» **EXERCISE AIM**
Your answer should be one number: the count of lines below that contain "mkdir".
ENTRIES SHOWN START
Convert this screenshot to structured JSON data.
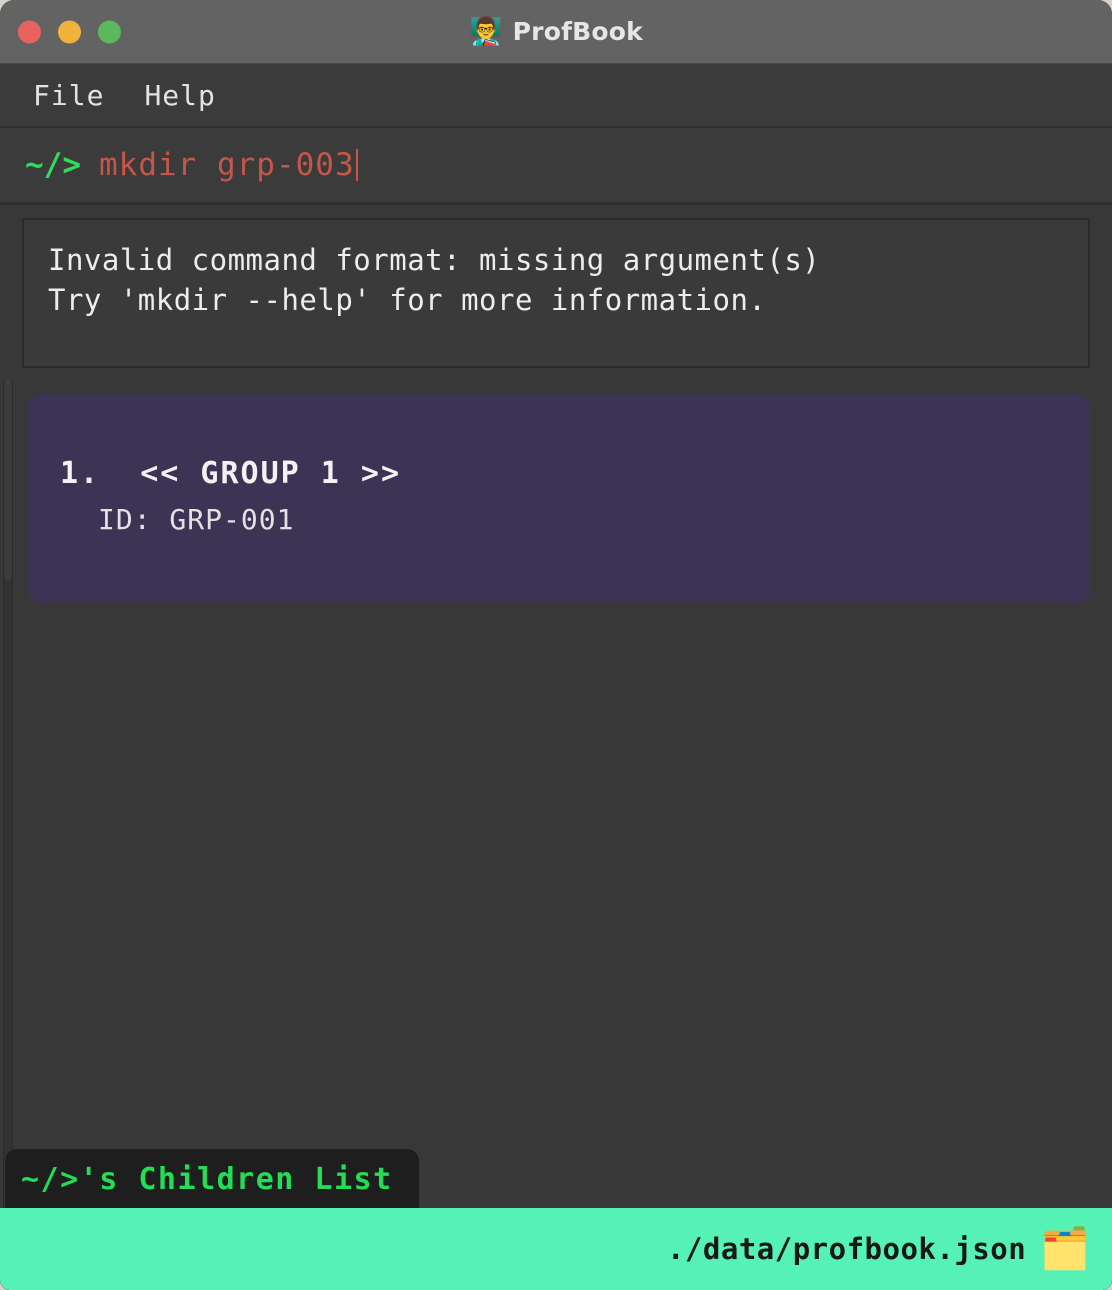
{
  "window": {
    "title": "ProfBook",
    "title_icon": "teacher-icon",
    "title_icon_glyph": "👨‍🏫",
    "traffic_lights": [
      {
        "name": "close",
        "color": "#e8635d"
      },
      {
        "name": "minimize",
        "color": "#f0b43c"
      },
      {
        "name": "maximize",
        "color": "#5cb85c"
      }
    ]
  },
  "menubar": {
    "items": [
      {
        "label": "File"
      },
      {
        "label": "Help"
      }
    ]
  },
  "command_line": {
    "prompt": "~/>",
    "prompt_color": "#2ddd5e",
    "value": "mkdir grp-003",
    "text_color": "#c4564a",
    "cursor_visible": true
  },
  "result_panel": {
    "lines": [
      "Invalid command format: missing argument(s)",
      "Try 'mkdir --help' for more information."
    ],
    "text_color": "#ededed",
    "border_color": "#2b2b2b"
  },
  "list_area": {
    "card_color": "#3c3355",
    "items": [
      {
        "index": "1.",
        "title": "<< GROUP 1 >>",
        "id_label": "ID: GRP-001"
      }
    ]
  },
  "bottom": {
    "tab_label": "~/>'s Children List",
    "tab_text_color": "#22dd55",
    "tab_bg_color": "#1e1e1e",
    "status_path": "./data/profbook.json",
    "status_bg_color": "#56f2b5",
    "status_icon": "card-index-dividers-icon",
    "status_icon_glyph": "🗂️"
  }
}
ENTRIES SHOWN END
» **RESULT FOR THIS EXERCISE**
2